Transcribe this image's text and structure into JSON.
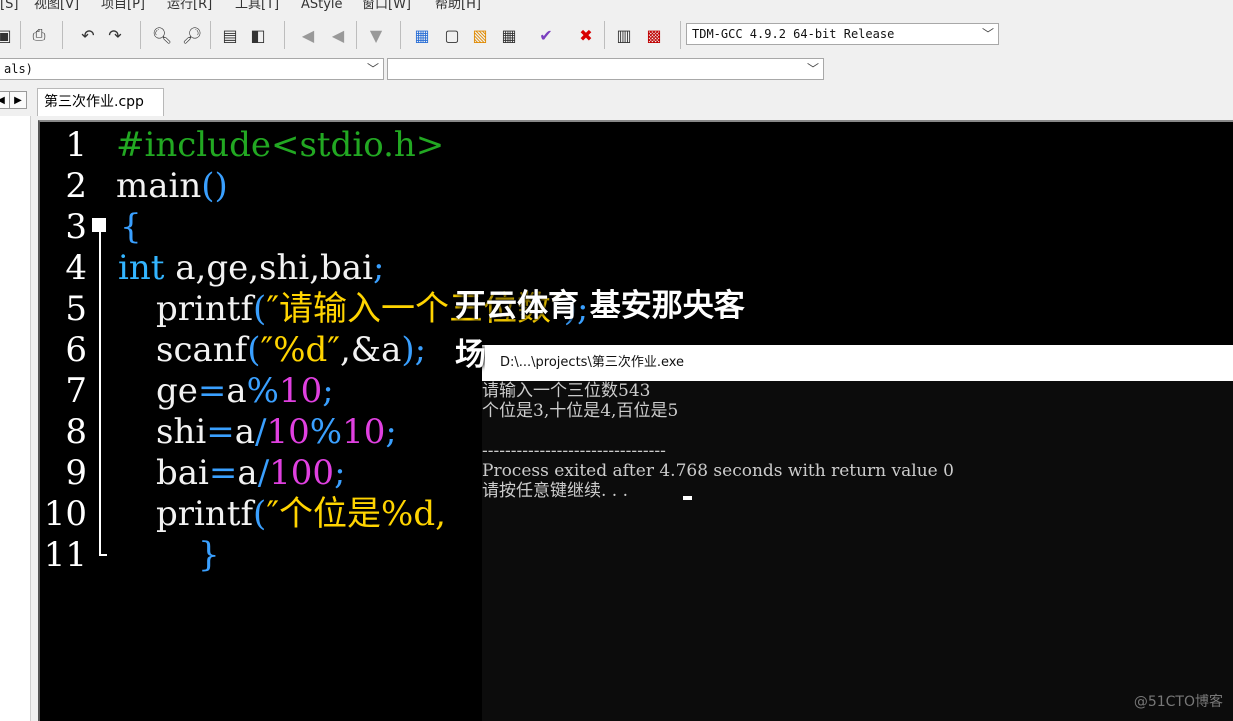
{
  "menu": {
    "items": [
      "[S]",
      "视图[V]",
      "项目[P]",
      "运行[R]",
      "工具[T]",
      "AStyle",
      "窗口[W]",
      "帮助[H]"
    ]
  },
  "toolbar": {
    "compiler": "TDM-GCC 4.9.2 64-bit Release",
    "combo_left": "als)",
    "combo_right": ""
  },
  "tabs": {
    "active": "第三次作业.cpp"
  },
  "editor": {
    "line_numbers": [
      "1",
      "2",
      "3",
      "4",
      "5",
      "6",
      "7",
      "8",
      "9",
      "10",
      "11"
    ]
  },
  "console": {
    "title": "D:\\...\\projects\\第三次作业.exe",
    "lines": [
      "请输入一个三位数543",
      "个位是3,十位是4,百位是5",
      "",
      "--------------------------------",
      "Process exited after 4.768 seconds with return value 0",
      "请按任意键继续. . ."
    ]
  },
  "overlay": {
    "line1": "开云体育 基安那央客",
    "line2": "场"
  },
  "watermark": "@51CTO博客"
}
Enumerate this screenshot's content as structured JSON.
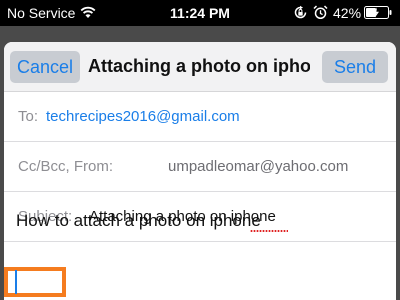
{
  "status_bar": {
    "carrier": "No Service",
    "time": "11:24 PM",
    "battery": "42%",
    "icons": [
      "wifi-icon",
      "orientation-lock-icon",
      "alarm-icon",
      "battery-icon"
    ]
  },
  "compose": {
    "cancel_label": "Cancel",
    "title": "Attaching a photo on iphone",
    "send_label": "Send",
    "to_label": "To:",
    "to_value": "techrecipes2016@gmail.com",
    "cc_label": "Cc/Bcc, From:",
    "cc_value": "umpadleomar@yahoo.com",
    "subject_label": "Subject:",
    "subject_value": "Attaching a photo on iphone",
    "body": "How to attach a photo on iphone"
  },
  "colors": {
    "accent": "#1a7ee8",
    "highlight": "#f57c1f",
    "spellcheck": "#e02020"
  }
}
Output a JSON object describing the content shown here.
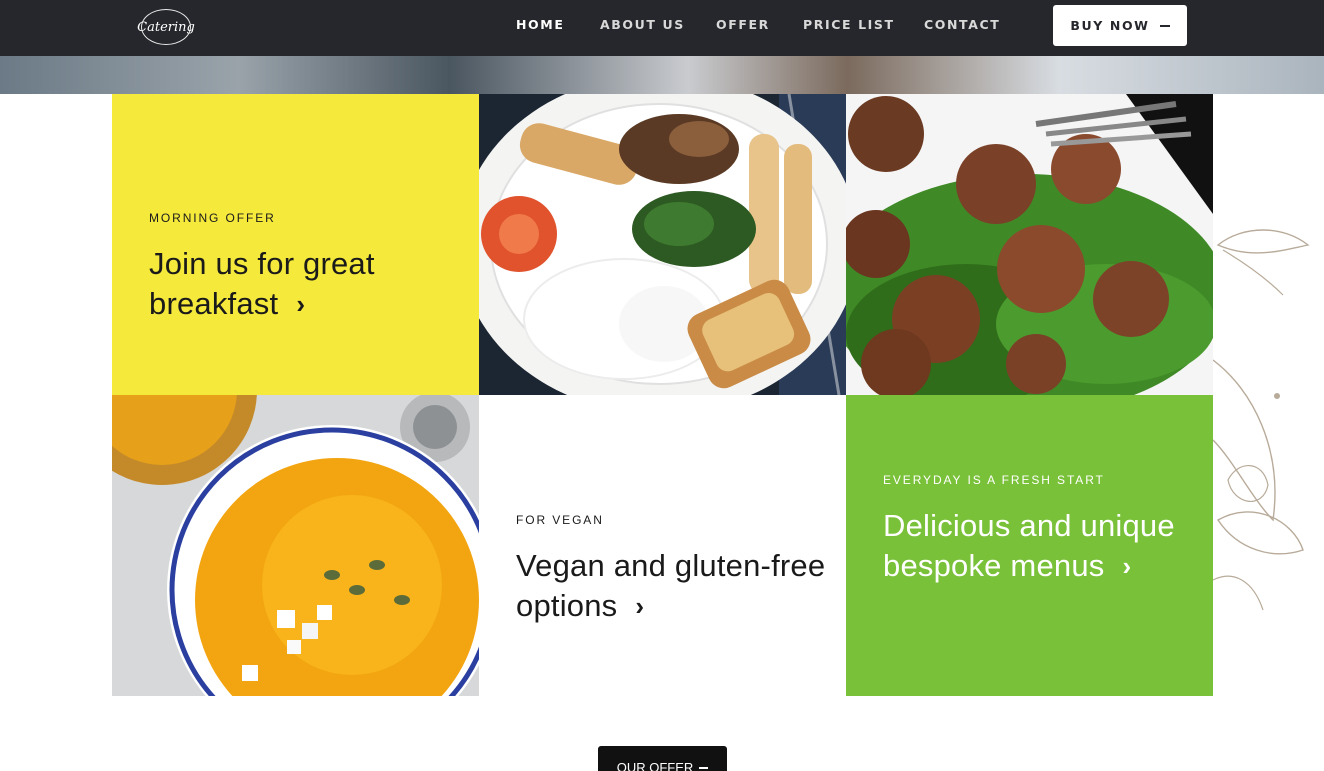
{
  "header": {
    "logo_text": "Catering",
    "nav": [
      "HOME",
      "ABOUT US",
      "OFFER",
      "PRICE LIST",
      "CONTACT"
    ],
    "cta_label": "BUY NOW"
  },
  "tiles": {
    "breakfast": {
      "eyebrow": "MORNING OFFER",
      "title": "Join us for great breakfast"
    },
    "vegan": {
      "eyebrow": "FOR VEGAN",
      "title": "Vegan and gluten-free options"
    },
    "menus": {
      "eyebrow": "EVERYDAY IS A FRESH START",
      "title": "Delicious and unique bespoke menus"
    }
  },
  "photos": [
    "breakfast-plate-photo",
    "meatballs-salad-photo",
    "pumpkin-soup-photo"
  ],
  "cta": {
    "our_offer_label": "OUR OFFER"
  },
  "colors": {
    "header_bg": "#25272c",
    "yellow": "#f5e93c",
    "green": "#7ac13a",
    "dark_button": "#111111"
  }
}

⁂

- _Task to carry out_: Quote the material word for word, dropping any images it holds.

- _Exercise answer_:
Transcribe this image's text and structure into JSON.
{
  "menu": {
    "items": [
      "[S]",
      "视图[V]",
      "项目[P]",
      "运行[R]",
      "工具[T]",
      "AStyle",
      "窗口[W]",
      "帮助[H]"
    ]
  },
  "toolbar": {
    "compiler": "TDM-GCC 4.9.2 64-bit Release",
    "combo_left": "als)",
    "combo_right": ""
  },
  "tabs": {
    "active": "第三次作业.cpp"
  },
  "editor": {
    "line_numbers": [
      "1",
      "2",
      "3",
      "4",
      "5",
      "6",
      "7",
      "8",
      "9",
      "10",
      "11"
    ]
  },
  "console": {
    "title": "D:\\...\\projects\\第三次作业.exe",
    "lines": [
      "请输入一个三位数543",
      "个位是3,十位是4,百位是5",
      "",
      "--------------------------------",
      "Process exited after 4.768 seconds with return value 0",
      "请按任意键继续. . ."
    ]
  },
  "overlay": {
    "line1": "开云体育 基安那央客",
    "line2": "场"
  },
  "watermark": "@51CTO博客"
}
Enumerate this screenshot's content as structured JSON.
{
  "status_bar": {
    "carrier": "No Service",
    "time": "11:24 PM",
    "battery": "42%",
    "icons": [
      "wifi-icon",
      "orientation-lock-icon",
      "alarm-icon",
      "battery-icon"
    ]
  },
  "compose": {
    "cancel_label": "Cancel",
    "title": "Attaching a photo on iphone",
    "send_label": "Send",
    "to_label": "To:",
    "to_value": "techrecipes2016@gmail.com",
    "cc_label": "Cc/Bcc, From:",
    "cc_value": "umpadleomar@yahoo.com",
    "subject_label": "Subject:",
    "subject_value": "Attaching a photo on iphone",
    "body": "How to attach a photo on iphone"
  },
  "colors": {
    "accent": "#1a7ee8",
    "highlight": "#f57c1f",
    "spellcheck": "#e02020"
  }
}
Output a JSON object describing the content shown here.
{
  "header": {
    "logo_text": "Catering",
    "nav": [
      "HOME",
      "ABOUT US",
      "OFFER",
      "PRICE LIST",
      "CONTACT"
    ],
    "cta_label": "BUY NOW"
  },
  "tiles": {
    "breakfast": {
      "eyebrow": "MORNING OFFER",
      "title": "Join us for great breakfast"
    },
    "vegan": {
      "eyebrow": "FOR VEGAN",
      "title": "Vegan and gluten-free options"
    },
    "menus": {
      "eyebrow": "EVERYDAY IS A FRESH START",
      "title": "Delicious and unique bespoke menus"
    }
  },
  "photos": [
    "breakfast-plate-photo",
    "meatballs-salad-photo",
    "pumpkin-soup-photo"
  ],
  "cta": {
    "our_offer_label": "OUR OFFER"
  },
  "colors": {
    "header_bg": "#25272c",
    "yellow": "#f5e93c",
    "green": "#7ac13a",
    "dark_button": "#111111"
  }
}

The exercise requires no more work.